But during her career, she was always treated differently than her colleagues, not on account of her intelligence but on account of her gender. Even her friends questioned her when she kept doing science after the birth of her first daughter. Only her husband and lab partner's lobbying on her behalf ensured she wasn't cut out of the first Nobel Prize that honored their work, and only her taking his professorship after his death earned her the title.

Even 150 years after her birth, Curie is rightfully famous for her achievements. She is likely the most famous female scientist in history.

But despite the best efforts of Curie herself and thousands upon thousands of women who have tried to follow in her footsteps, science still treats men and women differently. The Nobel Prizes in science this year went to nine men, and last year to seven men—the last woman to be recognized was Youyou Tu in 2015, for her work on drugs to fight malaria. Since their institution, the three science Nobels have recognized just 17 women.

Many modern women in science would recognize Marie Curie's situation at this meeting more than a century ago. Couprie/Hulton Archive/Getty Images

And that discrepancy goes much deeper than these most prestigious prizes, pervading the entire institution of science. By the age of six, girls have already been trained to believe they can't be brilliant. Male college students think their female compatriots in biology courses know less. Women in the U.S. still earn fewer science and engineering doctoral degrees than men.

Once they've made it in the field, women still aren't treated equally. Only one in five full science professors is female. Male-dominated panels are so common at academic conferences and public outreach events that the internet has nicknamed them "manels" and begun shaming them on social media. Papers written by female scientists are cited less frequently and professional recommendation letters are full of gender-biased language.

Not all of the ways women are pushed out of the sciences are casually insidious, either.

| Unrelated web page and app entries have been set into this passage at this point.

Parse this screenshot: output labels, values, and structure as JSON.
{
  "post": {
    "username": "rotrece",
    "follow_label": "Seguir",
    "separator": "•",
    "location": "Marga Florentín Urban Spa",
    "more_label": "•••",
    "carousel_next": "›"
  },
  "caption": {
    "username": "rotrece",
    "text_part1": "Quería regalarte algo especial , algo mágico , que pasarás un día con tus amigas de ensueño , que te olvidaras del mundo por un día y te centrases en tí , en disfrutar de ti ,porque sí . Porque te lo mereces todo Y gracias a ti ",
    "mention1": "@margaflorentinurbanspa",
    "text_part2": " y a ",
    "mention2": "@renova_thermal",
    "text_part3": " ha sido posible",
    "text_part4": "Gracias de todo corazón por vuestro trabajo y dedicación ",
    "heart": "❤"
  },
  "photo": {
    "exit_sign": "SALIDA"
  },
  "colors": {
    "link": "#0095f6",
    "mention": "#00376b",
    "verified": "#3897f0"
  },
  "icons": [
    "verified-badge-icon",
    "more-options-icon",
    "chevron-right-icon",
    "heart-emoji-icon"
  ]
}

Female medical residents and researchers in the field regularly face sexual harassment and assault.

And when women speak up about how they're treated, men tend to reject the evidence.

It's why on the 150th anniversary of Marie Curie's birth, we still have to talk about how no one knows about her modern equivalent.